This book, Sons of Sikkim: The Rise and Fall of the Namgyal Dynasty of Sikkim, is not a comprehensive history of Sikkim; it is only a brief history of Sikkim’s Namgyal Dynasty, which ruled the former Kingdom of Sikkim for more than 300 years (1642-1975).
The main purpose of writing this book is to give the ordinary people – in Sikkim and elsewhere – a glimpse of Sikkim’s history: its origin in the 13th century, advent of the Namgyal Dynasty in mid-17th century, invasion of neighbouring countries in the 18th and 19th centuries, and finally, the emergence of the kingdom as a democracy in the 20th century, leading ultimately to its present status – the 22nd State of India.
There are very few books dealing on the above subjects in great detail in one book. Most books on Sikkim’s history and politics are either one-sided or fail to present a holistic view of Sikkim. A book such as this is perhaps written for the first time by a Sikkimese and from the Sikkimese perspective. History is not always written by the victors; at times, as in this case, it is written by its victims.

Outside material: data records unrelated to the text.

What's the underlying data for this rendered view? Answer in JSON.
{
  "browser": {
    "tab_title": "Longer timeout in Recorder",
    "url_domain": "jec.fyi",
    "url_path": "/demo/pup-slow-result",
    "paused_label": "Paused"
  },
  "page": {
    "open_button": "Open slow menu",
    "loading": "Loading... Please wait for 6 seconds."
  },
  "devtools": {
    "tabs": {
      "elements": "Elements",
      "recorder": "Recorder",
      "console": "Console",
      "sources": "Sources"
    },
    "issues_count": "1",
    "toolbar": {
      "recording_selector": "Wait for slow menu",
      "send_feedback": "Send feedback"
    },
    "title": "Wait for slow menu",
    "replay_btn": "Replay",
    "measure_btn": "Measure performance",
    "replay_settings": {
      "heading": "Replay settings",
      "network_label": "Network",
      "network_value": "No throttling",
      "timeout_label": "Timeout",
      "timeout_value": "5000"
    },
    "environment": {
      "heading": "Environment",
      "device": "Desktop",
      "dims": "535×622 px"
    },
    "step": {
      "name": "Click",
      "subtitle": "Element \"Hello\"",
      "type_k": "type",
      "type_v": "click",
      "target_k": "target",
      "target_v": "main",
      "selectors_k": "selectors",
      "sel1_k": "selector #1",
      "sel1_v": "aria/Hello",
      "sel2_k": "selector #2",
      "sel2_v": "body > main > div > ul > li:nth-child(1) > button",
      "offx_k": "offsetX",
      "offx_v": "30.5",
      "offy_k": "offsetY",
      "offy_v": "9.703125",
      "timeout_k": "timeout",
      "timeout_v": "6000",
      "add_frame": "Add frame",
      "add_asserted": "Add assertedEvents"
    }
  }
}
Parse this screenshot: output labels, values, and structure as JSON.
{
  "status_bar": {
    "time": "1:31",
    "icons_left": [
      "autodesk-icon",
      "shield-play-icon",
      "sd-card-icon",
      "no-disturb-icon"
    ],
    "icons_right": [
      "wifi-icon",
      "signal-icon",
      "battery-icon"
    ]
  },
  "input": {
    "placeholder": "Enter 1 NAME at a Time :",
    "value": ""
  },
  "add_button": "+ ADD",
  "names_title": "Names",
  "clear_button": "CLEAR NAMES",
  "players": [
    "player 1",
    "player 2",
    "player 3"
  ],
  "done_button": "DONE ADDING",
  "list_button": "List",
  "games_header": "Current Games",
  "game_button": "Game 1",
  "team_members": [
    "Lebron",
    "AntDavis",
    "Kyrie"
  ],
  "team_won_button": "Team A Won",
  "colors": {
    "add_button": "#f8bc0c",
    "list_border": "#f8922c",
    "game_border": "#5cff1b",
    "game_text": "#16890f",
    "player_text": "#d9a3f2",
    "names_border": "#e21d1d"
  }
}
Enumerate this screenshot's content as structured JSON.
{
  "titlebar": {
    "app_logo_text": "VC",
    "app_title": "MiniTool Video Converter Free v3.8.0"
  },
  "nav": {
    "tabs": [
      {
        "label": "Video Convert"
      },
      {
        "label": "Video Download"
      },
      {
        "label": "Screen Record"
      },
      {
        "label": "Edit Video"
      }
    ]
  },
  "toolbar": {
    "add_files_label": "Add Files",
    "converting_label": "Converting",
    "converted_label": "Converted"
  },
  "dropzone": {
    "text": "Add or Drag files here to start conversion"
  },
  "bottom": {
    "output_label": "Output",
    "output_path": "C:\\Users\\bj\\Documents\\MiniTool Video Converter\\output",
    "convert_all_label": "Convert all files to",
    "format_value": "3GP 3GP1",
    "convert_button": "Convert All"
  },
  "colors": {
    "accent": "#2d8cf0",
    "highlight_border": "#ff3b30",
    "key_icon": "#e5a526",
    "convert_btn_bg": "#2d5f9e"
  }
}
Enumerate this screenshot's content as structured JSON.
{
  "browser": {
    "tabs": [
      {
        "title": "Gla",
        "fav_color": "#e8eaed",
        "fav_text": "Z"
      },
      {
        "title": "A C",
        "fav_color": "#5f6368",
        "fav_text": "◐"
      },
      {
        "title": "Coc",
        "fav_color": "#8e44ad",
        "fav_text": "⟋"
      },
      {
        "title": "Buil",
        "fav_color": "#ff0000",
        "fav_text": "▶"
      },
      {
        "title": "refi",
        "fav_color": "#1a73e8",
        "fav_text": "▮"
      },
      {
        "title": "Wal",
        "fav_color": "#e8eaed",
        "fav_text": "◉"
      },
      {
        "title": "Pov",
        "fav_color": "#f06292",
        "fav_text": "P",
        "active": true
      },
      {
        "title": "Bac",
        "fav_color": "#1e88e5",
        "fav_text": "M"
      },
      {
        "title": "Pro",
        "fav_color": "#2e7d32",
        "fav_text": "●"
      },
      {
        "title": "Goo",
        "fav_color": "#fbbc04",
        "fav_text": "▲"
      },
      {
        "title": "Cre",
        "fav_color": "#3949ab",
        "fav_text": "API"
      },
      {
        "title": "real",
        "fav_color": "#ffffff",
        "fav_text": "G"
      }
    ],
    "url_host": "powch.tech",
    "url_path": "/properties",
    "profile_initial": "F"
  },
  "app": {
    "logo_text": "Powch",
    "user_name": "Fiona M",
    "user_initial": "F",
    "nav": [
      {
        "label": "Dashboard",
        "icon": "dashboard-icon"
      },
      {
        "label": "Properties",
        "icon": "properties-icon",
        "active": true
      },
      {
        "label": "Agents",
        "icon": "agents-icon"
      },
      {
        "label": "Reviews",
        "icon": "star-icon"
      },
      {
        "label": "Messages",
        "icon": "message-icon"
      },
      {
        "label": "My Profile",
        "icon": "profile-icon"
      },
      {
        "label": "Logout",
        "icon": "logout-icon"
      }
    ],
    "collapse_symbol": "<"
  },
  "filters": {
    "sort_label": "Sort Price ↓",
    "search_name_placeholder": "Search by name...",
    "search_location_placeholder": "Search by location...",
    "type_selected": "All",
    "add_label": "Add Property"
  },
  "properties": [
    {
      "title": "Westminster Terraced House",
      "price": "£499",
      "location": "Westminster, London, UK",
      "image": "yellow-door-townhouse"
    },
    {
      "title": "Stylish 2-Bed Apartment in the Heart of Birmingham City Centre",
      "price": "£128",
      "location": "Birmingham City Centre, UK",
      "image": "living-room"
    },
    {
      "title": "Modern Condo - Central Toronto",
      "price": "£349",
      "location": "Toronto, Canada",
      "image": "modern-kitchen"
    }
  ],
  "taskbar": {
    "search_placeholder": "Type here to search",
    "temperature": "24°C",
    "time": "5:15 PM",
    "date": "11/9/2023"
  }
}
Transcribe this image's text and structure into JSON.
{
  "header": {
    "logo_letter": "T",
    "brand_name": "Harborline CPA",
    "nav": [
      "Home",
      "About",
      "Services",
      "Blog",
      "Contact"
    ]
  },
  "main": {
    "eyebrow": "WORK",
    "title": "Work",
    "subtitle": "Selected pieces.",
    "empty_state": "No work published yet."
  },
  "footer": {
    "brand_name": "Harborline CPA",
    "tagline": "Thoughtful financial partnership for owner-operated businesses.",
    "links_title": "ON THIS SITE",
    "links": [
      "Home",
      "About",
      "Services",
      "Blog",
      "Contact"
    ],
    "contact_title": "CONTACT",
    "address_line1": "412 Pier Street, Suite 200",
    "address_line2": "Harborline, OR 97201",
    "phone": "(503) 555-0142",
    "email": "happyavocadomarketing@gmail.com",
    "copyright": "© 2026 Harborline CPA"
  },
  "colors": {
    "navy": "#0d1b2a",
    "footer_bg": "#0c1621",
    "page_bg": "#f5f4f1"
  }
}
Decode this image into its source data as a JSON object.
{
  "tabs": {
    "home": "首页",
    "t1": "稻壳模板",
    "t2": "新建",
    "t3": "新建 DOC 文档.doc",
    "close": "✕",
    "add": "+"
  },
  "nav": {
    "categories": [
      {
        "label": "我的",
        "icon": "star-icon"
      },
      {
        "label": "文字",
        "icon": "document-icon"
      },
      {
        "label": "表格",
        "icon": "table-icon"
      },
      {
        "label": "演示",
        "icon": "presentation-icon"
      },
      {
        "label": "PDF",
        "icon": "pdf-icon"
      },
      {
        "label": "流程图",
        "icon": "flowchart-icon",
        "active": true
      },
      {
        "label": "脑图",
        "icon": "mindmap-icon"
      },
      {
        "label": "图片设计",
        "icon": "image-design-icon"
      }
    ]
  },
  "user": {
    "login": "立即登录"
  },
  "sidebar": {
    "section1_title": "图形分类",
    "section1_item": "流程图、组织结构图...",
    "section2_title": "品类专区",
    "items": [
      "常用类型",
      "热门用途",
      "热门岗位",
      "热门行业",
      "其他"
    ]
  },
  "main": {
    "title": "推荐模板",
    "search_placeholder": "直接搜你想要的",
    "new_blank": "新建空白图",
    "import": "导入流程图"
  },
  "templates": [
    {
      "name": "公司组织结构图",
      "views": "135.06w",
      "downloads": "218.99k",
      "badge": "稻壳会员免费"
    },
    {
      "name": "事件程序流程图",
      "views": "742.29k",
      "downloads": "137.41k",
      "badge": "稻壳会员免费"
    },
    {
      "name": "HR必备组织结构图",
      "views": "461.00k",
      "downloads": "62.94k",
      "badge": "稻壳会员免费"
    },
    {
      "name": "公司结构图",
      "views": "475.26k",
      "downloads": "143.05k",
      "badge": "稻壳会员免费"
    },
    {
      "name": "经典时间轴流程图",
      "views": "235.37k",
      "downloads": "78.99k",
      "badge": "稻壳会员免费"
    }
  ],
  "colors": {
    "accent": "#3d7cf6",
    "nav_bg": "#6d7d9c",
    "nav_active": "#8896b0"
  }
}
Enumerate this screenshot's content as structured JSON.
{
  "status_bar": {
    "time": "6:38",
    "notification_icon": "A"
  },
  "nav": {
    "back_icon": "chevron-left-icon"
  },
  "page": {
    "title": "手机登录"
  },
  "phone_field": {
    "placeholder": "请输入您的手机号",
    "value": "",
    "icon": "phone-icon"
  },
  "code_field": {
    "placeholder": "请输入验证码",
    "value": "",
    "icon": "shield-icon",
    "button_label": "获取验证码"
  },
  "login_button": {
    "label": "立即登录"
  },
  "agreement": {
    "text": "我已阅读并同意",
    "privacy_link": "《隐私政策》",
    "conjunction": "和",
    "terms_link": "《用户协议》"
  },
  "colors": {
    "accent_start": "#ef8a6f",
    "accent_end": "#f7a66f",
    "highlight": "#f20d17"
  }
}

Empires fall, civilizations crumble but the human spirit, which fights against all kinds of oppression and exploitation, cannot be extinguished so easily. More than anything else, the story of the Sons of Sikkim is a story worth telling; a story of a small Himalayan kingdom and its people’s struggle to survive in the face of great odds.